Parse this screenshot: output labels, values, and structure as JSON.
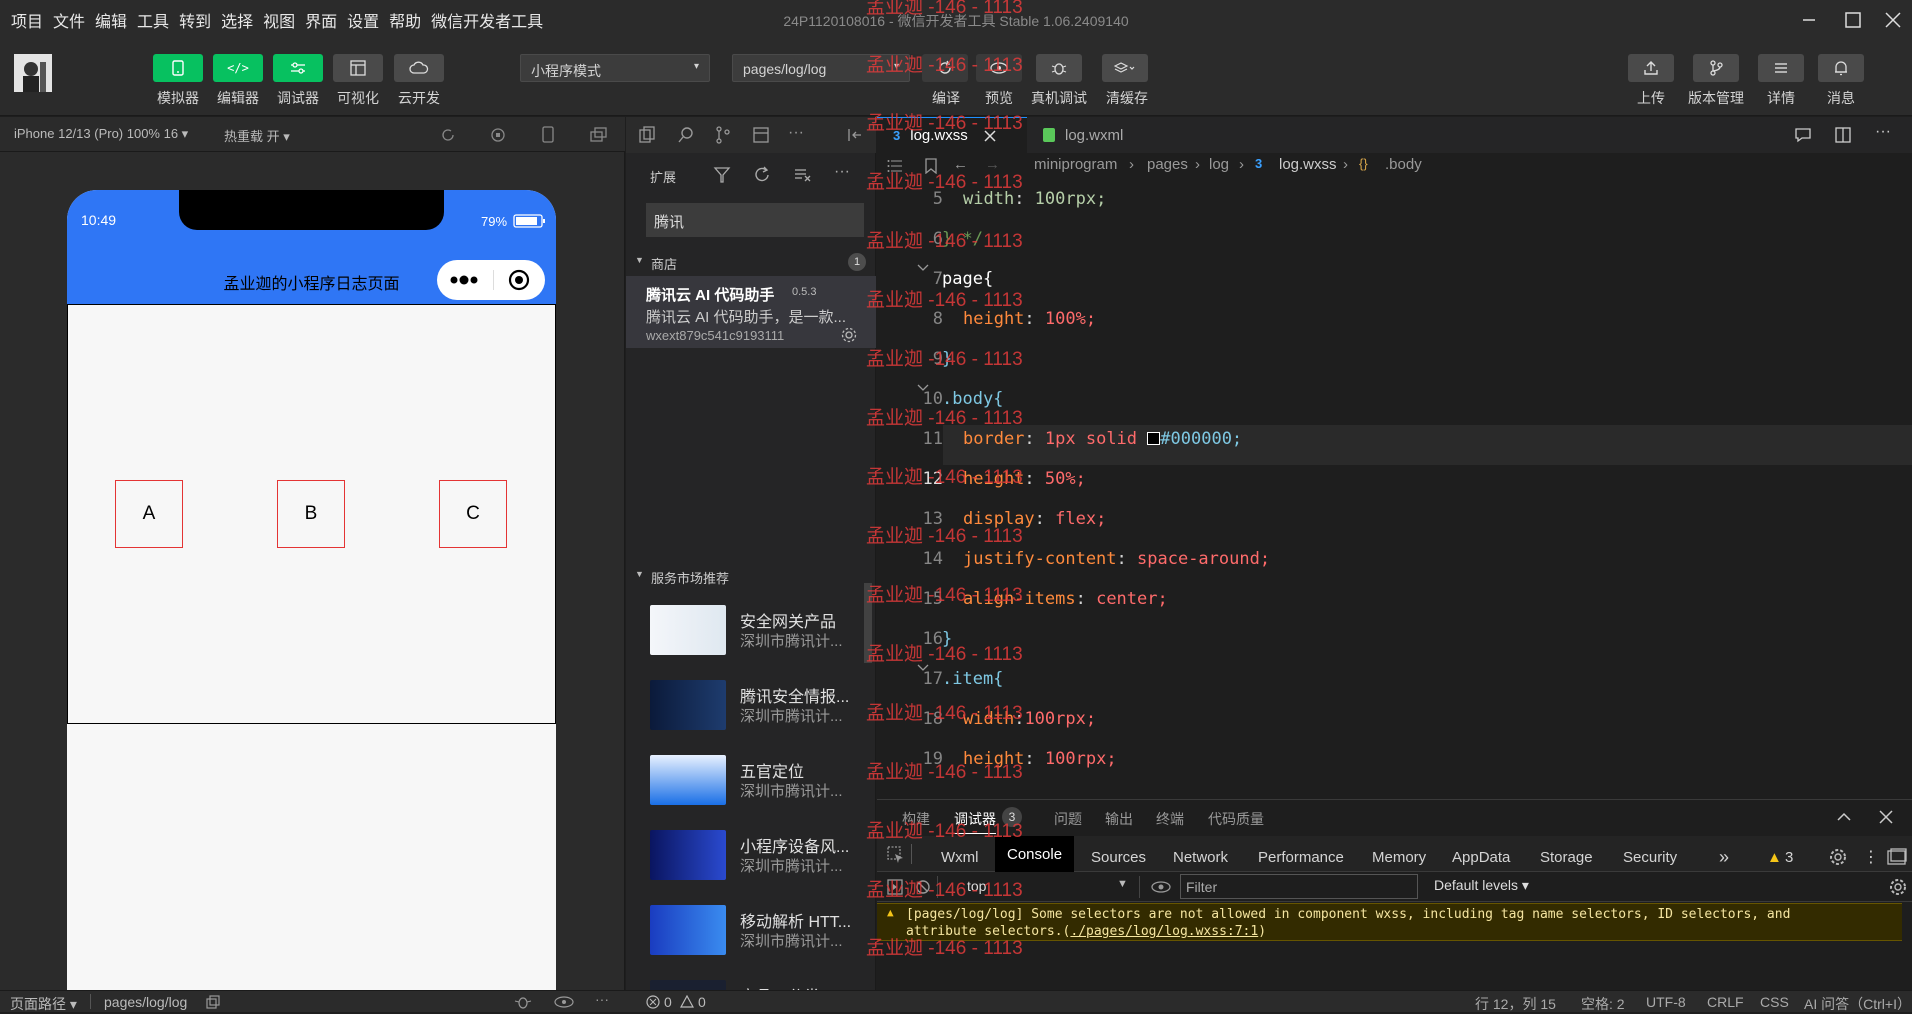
{
  "menubar": {
    "items": [
      "项目",
      "文件",
      "编辑",
      "工具",
      "转到",
      "选择",
      "视图",
      "界面",
      "设置",
      "帮助",
      "微信开发者工具"
    ],
    "title_project": "24P1120108016",
    "title_sep": " - ",
    "title_app": "微信开发者工具 Stable 1.06.2409140"
  },
  "toolbar": {
    "left_buttons": [
      "模拟器",
      "编辑器",
      "调试器",
      "可视化",
      "云开发"
    ],
    "mode_select": "小程序模式",
    "page_select": "pages/log/log",
    "mid_buttons": [
      "编译",
      "预览",
      "真机调试",
      "清缓存"
    ],
    "right_buttons": [
      "上传",
      "版本管理",
      "详情",
      "消息"
    ]
  },
  "simulator": {
    "device": "iPhone 12/13 (Pro) 100% 16 ▾",
    "hot_reload": "热重载 开 ▾",
    "time": "10:49",
    "battery": "79%",
    "nav_title": "孟业迦的小程序日志页面",
    "items": [
      "A",
      "B",
      "C"
    ]
  },
  "explorer": {
    "title": "扩展",
    "search_value": "腾讯",
    "store_section": "商店",
    "store_count": "1",
    "extension": {
      "name": "腾讯云 AI 代码助手",
      "version": "0.5.3",
      "desc": "腾讯云 AI 代码助手，是一款...",
      "id": "wxext879c541c9193111"
    },
    "market_section": "服务市场推荐",
    "services": [
      {
        "name": "安全网关产品",
        "company": "深圳市腾讯计..."
      },
      {
        "name": "腾讯安全情报...",
        "company": "深圳市腾讯计..."
      },
      {
        "name": "五官定位",
        "company": "深圳市腾讯计..."
      },
      {
        "name": "小程序设备风...",
        "company": "深圳市腾讯计..."
      },
      {
        "name": "移动解析 HTT...",
        "company": "深圳市腾讯计..."
      },
      {
        "name": "商品二分类",
        "company": ""
      }
    ]
  },
  "editor": {
    "tabs": [
      "log.wxss",
      "log.wxml"
    ],
    "breadcrumb": [
      "miniprogram",
      "pages",
      "log",
      "log.wxss",
      ".body"
    ],
    "lines": [
      {
        "n": "5",
        "p": "width",
        "v": "100rpx;"
      },
      {
        "n": "6",
        "t": "} */"
      },
      {
        "n": "7",
        "t": "page{"
      },
      {
        "n": "8",
        "p": "height",
        "v": "100%;"
      },
      {
        "n": "9",
        "t": "}"
      },
      {
        "n": "10",
        "t": ".body{"
      },
      {
        "n": "11",
        "p": "border",
        "v": "1px solid",
        "v2": "#000000;"
      },
      {
        "n": "12",
        "p": "height",
        "v": "50%;"
      },
      {
        "n": "13",
        "p": "display",
        "v": "flex;"
      },
      {
        "n": "14",
        "p": "justify-content",
        "v": "space-around;"
      },
      {
        "n": "15",
        "p": "align-items",
        "v": "center;"
      },
      {
        "n": "16",
        "t": "}"
      },
      {
        "n": "17",
        "t": ".item{"
      },
      {
        "n": "18",
        "p": "width",
        "v": "100rpx;"
      },
      {
        "n": "19",
        "p": "height",
        "v": "100rpx;"
      }
    ]
  },
  "panel": {
    "tabs": [
      "构建",
      "调试器",
      "问题",
      "输出",
      "终端",
      "代码质量"
    ],
    "debugger_badge": "3",
    "devtools_tabs": [
      "Wxml",
      "Console",
      "Sources",
      "Network",
      "Performance",
      "Memory",
      "AppData",
      "Storage",
      "Security"
    ],
    "warn_count": "3",
    "context": "top",
    "filter_placeholder": "Filter",
    "levels": "Default levels ▾",
    "warning_text": "[pages/log/log] Some selectors are not allowed in component wxss, including tag name selectors, ID selectors, and",
    "warning_text2": "attribute selectors.(",
    "warning_link": "./pages/log/log.wxss:7:1",
    "warning_end": ")"
  },
  "status": {
    "path_label": "页面路径 ▾",
    "path": "pages/log/log",
    "errors": "0",
    "warnings": "0",
    "cursor": "行 12，列 15",
    "spaces": "空格: 2",
    "encoding": "UTF-8",
    "eol": "CRLF",
    "lang": "CSS",
    "ai": "AI 问答（Ctrl+I）"
  },
  "watermark": "孟业迦 -146 - 1113"
}
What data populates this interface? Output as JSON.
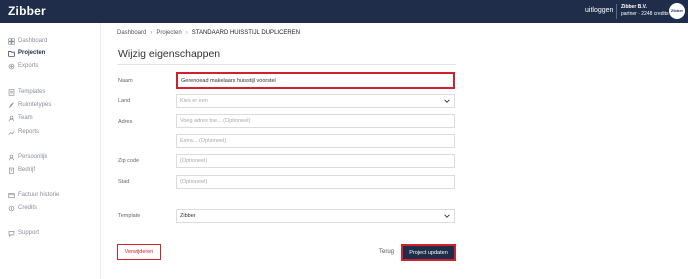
{
  "topbar": {
    "logo": "Zibber",
    "logout": "uitloggen",
    "company_name": "Zibber B.V.",
    "company_sub": "partner · 2248 credits",
    "avatar_text": "Zibber"
  },
  "sidebar": {
    "items": [
      {
        "label": "Dashboard",
        "icon": "dashboard-icon"
      },
      {
        "label": "Projecten",
        "icon": "folder-icon"
      },
      {
        "label": "Exports",
        "icon": "export-icon"
      },
      {
        "label": "Templates",
        "icon": "template-icon"
      },
      {
        "label": "Ruimtetypes",
        "icon": "rocket-icon"
      },
      {
        "label": "Team",
        "icon": "team-icon"
      },
      {
        "label": "Reports",
        "icon": "chart-icon"
      },
      {
        "label": "Persoonlijk",
        "icon": "user-icon"
      },
      {
        "label": "Bedrijf",
        "icon": "building-icon"
      },
      {
        "label": "Factuur historie",
        "icon": "invoice-icon"
      },
      {
        "label": "Credits",
        "icon": "credits-icon"
      },
      {
        "label": "Support",
        "icon": "support-icon"
      }
    ]
  },
  "breadcrumb": {
    "items": [
      "Dashboard",
      "Projecten",
      "STANDAARD HUISSTIJL DUPLICEREN"
    ]
  },
  "page_title": "Wijzig eigenschappen",
  "form": {
    "name_label": "Naam",
    "name_value": "Gerenoead makelaars huisstijl voorstel",
    "country_label": "Land",
    "country_placeholder": "Kies er een",
    "address_label": "Adres",
    "address1_placeholder": "Voeg adres toe... (Optioneel)",
    "address2_placeholder": "Extra... (Optioneel)",
    "zip_label": "Zip code",
    "zip_placeholder": "(Optioneel)",
    "city_label": "Stad",
    "city_placeholder": "(Optioneel)",
    "template_label": "Template",
    "template_value": "Zibber"
  },
  "actions": {
    "delete": "Verwijderen",
    "back": "Terug",
    "update": "Project updaten"
  },
  "colors": {
    "navy": "#1f2d4a",
    "highlight_red": "#d0212e"
  }
}
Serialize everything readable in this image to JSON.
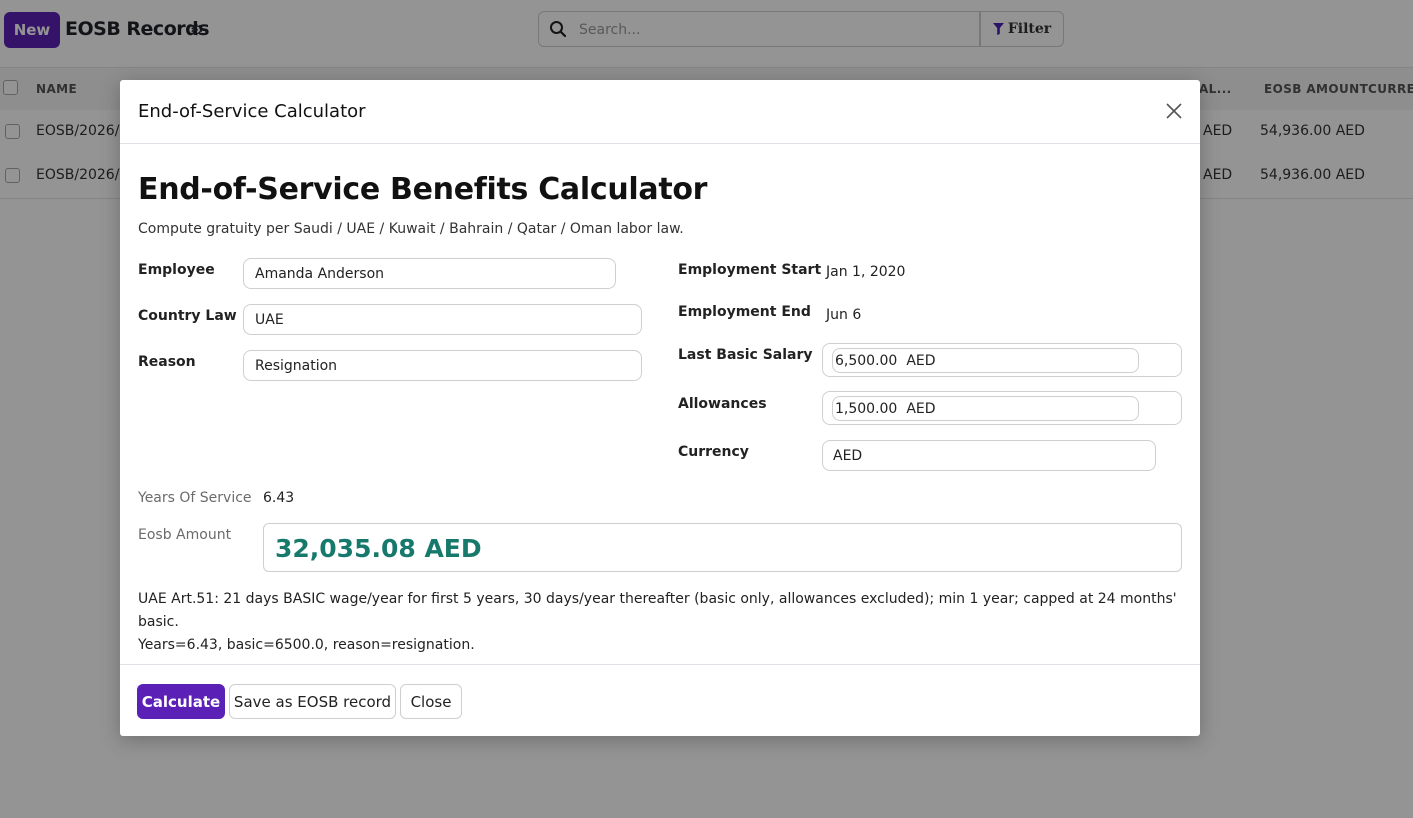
{
  "app": {
    "new_label": "New",
    "page_title": "EOSB Records",
    "search_placeholder": "Search...",
    "filter_label": "Filter"
  },
  "table": {
    "columns": [
      "NAME",
      "AL...",
      "EOSB AMOUNT",
      "CURRE"
    ],
    "rows": [
      {
        "name": "EOSB/2026/(",
        "partial": "AED",
        "eosb_amount": "54,936.00 AED"
      },
      {
        "name": "EOSB/2026/(",
        "partial": "AED",
        "eosb_amount": "54,936.00 AED"
      }
    ]
  },
  "modal": {
    "title": "End-of-Service Calculator",
    "heading": "End-of-Service Benefits Calculator",
    "subtitle": "Compute gratuity per Saudi / UAE / Kuwait / Bahrain / Qatar / Oman labor law.",
    "fields": {
      "employee_label": "Employee",
      "employee_value": "Amanda Anderson",
      "country_label": "Country Law",
      "country_value": "UAE",
      "reason_label": "Reason",
      "reason_value": "Resignation",
      "start_label": "Employment Start",
      "start_value": "Jan 1, 2020",
      "end_label": "Employment End",
      "end_value": "Jun 6",
      "salary_label": "Last Basic Salary",
      "salary_value": "6,500.00",
      "salary_currency": "AED",
      "allowances_label": "Allowances",
      "allowances_value": "1,500.00",
      "allowances_currency": "AED",
      "currency_label": "Currency",
      "currency_value": "AED"
    },
    "results": {
      "years_label": "Years Of Service",
      "years_value": "6.43",
      "amount_label": "Eosb Amount",
      "amount_value": "32,035.08 AED",
      "amount_color": "#16796b"
    },
    "note_line1": "UAE Art.51: 21 days BASIC wage/year for first 5 years, 30 days/year thereafter (basic only, allowances excluded); min 1 year; capped at 24 months' basic.",
    "note_line2": "Years=6.43, basic=6500.0, reason=resignation.",
    "buttons": {
      "calculate": "Calculate",
      "save": "Save as EOSB record",
      "close": "Close"
    }
  },
  "colors": {
    "primary": "#5b21b6",
    "accent_green": "#16796b"
  },
  "icons": {
    "settings": "gear-icon",
    "search": "search-icon",
    "filter": "filter-icon",
    "close": "close-icon"
  }
}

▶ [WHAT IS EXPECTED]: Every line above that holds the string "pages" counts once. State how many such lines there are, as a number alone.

▶ [OUTPUT BELOW]: 5